------ Material shown
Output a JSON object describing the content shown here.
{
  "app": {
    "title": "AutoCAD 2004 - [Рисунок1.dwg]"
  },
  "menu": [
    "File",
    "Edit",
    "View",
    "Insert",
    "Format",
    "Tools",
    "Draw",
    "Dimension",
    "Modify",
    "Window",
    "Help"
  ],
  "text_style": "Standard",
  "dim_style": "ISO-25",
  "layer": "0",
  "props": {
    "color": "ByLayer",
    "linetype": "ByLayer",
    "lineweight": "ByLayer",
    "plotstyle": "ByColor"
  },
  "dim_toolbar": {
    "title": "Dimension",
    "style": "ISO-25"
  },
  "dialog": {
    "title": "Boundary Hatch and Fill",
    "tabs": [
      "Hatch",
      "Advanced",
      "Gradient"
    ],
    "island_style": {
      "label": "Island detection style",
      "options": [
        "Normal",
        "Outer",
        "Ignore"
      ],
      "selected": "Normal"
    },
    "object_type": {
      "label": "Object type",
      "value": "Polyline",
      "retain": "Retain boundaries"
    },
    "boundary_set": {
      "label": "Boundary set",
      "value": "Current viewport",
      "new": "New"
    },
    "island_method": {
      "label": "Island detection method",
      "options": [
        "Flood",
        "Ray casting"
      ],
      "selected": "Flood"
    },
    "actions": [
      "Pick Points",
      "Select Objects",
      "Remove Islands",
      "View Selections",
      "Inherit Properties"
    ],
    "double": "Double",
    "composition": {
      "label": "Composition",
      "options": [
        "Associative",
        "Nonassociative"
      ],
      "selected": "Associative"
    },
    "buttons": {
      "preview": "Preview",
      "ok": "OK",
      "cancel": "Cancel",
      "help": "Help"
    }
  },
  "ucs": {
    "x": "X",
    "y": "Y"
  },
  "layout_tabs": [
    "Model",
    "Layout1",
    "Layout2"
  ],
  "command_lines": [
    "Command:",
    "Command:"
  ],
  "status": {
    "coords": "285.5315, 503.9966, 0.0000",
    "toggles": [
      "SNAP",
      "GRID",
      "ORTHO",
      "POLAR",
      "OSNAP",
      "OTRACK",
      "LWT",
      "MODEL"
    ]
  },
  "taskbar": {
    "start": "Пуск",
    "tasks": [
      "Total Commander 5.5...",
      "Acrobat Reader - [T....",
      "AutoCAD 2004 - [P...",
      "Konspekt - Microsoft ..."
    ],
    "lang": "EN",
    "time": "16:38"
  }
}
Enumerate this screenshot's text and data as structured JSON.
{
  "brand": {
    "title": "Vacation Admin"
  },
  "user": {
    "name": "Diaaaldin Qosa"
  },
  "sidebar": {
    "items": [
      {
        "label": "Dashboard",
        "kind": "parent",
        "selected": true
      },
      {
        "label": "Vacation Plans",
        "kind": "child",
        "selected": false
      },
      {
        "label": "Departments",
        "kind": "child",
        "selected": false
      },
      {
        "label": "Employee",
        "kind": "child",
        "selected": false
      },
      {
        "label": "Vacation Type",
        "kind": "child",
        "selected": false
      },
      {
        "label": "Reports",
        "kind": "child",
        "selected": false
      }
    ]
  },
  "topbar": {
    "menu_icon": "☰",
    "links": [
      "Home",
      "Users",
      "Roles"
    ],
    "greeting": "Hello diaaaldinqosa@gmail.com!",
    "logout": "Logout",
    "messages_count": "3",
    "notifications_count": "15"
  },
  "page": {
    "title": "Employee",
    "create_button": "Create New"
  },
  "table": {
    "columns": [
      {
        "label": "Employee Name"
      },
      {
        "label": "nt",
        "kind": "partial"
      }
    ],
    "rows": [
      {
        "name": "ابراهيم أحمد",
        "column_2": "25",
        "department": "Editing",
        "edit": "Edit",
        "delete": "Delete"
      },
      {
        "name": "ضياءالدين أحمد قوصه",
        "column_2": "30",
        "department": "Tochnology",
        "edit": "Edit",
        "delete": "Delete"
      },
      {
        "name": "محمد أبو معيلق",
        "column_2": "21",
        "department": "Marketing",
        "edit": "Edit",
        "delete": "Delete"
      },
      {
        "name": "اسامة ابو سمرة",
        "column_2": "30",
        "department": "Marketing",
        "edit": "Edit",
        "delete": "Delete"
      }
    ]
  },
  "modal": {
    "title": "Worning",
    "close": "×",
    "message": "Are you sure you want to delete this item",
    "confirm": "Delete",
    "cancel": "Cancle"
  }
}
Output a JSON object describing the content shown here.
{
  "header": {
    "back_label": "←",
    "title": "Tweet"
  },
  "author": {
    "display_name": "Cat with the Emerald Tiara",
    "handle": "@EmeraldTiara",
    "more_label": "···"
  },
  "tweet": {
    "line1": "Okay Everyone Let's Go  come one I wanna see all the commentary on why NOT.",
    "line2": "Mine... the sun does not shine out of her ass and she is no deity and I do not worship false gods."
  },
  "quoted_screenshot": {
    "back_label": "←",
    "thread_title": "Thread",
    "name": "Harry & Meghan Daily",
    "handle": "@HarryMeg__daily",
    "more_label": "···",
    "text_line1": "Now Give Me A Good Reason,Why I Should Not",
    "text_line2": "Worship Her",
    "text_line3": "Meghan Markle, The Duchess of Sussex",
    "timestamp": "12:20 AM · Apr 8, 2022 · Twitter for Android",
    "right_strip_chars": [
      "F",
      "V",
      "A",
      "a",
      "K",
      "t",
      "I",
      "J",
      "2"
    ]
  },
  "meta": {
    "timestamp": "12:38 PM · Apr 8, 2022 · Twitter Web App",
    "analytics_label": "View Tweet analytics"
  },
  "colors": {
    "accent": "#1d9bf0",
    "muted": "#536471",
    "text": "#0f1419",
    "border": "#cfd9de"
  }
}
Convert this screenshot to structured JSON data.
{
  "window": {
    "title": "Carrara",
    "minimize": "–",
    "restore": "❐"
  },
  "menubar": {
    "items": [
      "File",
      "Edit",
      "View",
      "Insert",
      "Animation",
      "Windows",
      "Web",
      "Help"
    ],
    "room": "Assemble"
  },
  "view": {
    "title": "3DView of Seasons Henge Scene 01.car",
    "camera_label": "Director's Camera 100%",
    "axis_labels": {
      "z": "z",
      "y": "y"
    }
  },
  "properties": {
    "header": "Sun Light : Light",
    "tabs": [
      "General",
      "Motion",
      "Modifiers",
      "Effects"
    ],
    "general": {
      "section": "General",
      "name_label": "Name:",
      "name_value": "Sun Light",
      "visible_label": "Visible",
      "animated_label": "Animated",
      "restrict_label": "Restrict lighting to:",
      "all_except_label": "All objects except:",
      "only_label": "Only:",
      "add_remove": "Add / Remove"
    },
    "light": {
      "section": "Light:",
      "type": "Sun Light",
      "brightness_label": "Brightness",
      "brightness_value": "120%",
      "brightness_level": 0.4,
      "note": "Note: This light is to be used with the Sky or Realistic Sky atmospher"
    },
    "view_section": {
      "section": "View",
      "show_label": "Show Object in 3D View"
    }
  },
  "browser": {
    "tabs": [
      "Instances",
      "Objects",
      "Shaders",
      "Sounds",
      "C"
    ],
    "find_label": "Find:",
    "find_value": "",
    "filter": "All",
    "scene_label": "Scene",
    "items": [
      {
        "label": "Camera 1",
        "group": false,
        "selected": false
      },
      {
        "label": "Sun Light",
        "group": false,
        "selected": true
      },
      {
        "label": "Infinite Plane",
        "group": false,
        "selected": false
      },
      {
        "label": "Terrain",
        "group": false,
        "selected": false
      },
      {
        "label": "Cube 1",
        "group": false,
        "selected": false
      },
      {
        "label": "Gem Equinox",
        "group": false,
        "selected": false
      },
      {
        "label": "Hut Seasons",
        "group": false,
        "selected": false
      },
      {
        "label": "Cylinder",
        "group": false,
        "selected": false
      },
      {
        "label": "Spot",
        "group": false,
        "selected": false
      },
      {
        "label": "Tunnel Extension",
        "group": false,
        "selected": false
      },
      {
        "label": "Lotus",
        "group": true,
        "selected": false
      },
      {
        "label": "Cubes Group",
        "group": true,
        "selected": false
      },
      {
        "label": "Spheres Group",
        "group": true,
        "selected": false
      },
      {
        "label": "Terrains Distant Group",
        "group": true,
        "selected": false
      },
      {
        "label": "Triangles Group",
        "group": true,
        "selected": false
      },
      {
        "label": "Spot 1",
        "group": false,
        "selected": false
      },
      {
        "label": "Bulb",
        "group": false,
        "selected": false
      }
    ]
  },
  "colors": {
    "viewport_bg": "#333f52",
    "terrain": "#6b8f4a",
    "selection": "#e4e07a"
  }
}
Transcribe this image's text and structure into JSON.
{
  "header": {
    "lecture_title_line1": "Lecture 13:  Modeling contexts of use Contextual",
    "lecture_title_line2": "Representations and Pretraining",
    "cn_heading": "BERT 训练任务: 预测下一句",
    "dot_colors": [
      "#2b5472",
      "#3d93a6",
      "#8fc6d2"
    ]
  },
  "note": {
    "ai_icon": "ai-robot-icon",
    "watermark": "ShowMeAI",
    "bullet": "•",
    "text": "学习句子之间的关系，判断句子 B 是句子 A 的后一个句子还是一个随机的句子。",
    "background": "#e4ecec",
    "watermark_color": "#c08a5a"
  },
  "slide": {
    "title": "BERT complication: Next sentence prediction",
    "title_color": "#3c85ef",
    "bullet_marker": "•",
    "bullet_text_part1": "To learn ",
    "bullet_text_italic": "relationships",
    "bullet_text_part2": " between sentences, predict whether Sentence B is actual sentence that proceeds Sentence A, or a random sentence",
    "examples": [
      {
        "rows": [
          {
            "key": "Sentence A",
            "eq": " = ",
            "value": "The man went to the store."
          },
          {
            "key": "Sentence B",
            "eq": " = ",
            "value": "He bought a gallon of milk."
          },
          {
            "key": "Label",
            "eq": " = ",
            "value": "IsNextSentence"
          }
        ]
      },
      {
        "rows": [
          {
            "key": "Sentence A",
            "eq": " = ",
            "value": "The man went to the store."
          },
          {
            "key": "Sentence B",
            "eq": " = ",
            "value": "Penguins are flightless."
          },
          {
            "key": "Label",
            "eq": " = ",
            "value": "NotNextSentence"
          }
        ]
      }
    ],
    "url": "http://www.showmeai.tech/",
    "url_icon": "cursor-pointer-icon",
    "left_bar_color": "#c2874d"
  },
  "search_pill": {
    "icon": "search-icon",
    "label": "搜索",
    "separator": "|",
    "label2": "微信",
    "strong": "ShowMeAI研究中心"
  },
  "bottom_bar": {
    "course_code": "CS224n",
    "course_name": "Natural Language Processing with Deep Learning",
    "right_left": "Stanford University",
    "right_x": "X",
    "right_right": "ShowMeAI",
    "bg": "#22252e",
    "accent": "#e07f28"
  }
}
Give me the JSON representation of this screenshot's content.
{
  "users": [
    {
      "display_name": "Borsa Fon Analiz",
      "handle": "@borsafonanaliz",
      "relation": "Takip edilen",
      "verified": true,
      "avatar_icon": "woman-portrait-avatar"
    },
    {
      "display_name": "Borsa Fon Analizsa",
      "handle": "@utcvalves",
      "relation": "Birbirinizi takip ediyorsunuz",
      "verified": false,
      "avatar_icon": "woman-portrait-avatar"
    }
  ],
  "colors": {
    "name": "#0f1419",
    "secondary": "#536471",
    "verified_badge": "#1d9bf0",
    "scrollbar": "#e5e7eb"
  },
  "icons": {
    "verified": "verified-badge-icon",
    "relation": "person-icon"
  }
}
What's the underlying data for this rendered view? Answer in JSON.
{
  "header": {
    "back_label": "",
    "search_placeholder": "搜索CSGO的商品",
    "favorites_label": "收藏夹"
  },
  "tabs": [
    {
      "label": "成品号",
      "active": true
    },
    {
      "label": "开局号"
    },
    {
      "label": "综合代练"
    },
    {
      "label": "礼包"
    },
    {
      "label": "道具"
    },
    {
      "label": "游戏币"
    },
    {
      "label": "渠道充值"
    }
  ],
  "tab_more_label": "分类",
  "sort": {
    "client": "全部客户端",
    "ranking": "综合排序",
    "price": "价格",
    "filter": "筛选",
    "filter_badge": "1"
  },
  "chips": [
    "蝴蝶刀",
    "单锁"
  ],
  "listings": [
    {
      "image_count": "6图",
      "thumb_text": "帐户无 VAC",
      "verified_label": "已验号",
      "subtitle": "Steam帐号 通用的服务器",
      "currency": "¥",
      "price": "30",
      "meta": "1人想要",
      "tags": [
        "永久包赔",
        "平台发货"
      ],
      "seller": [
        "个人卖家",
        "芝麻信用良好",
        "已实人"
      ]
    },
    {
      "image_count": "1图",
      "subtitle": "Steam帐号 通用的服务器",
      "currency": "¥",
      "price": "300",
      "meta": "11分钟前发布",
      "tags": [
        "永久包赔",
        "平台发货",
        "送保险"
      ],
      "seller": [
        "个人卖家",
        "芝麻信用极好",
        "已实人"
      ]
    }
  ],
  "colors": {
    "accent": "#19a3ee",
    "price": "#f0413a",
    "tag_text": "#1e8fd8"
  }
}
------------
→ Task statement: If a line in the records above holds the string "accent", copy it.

→ Solution to this task:
    "accent": "#1d9bf0",
    "accent": "#e07f28"
    "accent": "#19a3ee",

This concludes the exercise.